The ACS Green Chemistry Institute has formed the ACS GCI Pharmaceutical Roundtable to "encourage innovation while catalyzing the integration of green chemistry and green engineering in the pharmaceutical industry." Members of the Roundtable include AstraZeneca, Bayer, Lilly, GlaxoSmithKline, Merck & Co., Novartis, Pfizer, and Takeda, among others
The involvement of so many well-known pharmaceutical companies is encouraging, as the industry has historically been resistant to altering proven manufacturing and research methods. Although the adoption of green chemistry principles could be viewed as an additional hurdle for an industry already challenged with regulatory issues, intellectual property demands, and fail fast requirements, pharma companies are beginning to realize the efficiencies and cost savings it offers.
By applying the atom economy principle of green chemistry(i.e., synthetic methods should be designed to maximize the incorporation of all materials used in the process into the final product) in pharma R&D, fewer byproducts are produced, thus minimizing storage and disposal costs. Solvents can also significantly impact costs, as they typically account for 50-80 percent of the mass in a standard batch chemical operation, drive most of the energy consumption, and cause the greatest concern with process safety.
For example, Merck developed a greener way to make molnupiravir, an antiviral medicine for the treatment of COVID-19. Benefits included reducing solvent waste, increasing yield by1.6 fold, and cutting a five step process down to three. In 2022, The U.S. Environmental protection Agency recognized the work with the Greener Reaction Conditions Award.
Amgen developed a greener synthesis for LUMAKRAS™, a novel drug for the treatment of certain non-small cell lung cancers. Benefits included cutting a purification step that generated large amounts of solvent waste, saving £3.17M per year, and boosting yield. In 2022, the U.S. Environmental Protection Agency also recognized the work with the Greener Reactions Condition Award.
Staying ahead of the green chemistry curve

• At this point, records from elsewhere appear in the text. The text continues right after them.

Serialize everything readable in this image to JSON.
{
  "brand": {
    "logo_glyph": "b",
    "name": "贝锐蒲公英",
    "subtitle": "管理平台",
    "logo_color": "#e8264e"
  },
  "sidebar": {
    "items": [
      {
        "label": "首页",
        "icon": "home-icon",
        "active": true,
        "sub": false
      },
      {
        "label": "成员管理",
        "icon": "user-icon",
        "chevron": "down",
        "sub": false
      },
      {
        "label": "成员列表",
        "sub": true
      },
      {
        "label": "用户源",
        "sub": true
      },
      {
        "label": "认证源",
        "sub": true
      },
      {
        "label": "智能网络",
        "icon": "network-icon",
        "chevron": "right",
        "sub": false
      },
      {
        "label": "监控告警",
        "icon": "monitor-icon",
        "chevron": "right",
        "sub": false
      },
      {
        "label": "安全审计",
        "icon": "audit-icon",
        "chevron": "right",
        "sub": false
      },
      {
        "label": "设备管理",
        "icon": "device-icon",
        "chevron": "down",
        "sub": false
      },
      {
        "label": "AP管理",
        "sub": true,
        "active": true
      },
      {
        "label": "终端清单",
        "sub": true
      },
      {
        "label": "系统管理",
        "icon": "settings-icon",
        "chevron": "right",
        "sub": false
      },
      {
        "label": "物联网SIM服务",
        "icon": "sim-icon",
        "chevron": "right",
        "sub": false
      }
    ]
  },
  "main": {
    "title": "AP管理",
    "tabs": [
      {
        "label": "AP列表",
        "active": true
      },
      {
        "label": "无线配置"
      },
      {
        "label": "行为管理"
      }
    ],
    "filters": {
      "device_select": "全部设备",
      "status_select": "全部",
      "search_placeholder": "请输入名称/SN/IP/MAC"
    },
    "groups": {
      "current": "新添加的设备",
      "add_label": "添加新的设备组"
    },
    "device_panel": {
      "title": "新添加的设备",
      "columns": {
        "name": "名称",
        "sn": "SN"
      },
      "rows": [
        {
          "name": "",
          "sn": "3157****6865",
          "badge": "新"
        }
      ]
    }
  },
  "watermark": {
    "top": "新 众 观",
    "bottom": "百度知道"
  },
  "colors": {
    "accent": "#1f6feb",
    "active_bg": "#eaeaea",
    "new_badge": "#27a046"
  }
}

At the heart of every pharma company is the promise to deliver groundbreaking drugs to improve lives across the globe. To achieve this goal in a sustainable, environmentally friendly way, pharma companies require access to the latest research in the field. They must innovate beyond traditional synthetic processes.
Starting in the late 1990s, and coinciding with publication of the groundbreaking book by Anastas and Warner, there has been a dramatic increase in research related to the scope of green chemistry in the design and synthesis of pharmaceutical agents. Today, the scientific literature includes more than 2.1 million journal articles related to the field.
As with many emerging fields, the use of inconsistent terminology in the scientific literature presents a challenge to those looking to leverage the latest findings. Pharma companies need information solutions that enable their researchers to easily locate greener chemistry: reactions, reagents, solvents, and catalysts as they optimize their syntheses for sustainability.
At CAS, our scientists index green chemistry-related information as they curate the world's largest collection of chemistry insights. This intellectual indexing allows pharma researchers to quickly track down the green chemistry information they need, including more than 45 thousand "green" chemical reactions from the unparalleled CAS Content Collection™.
CAS also provides landscape views on the latest green chemistry trends that can impact other aspects of manufacturing including packaging development. Learn more in the CAS Insight Report exploring “Bio-based Polymers: A Green Alternative to Traditional Plastics”.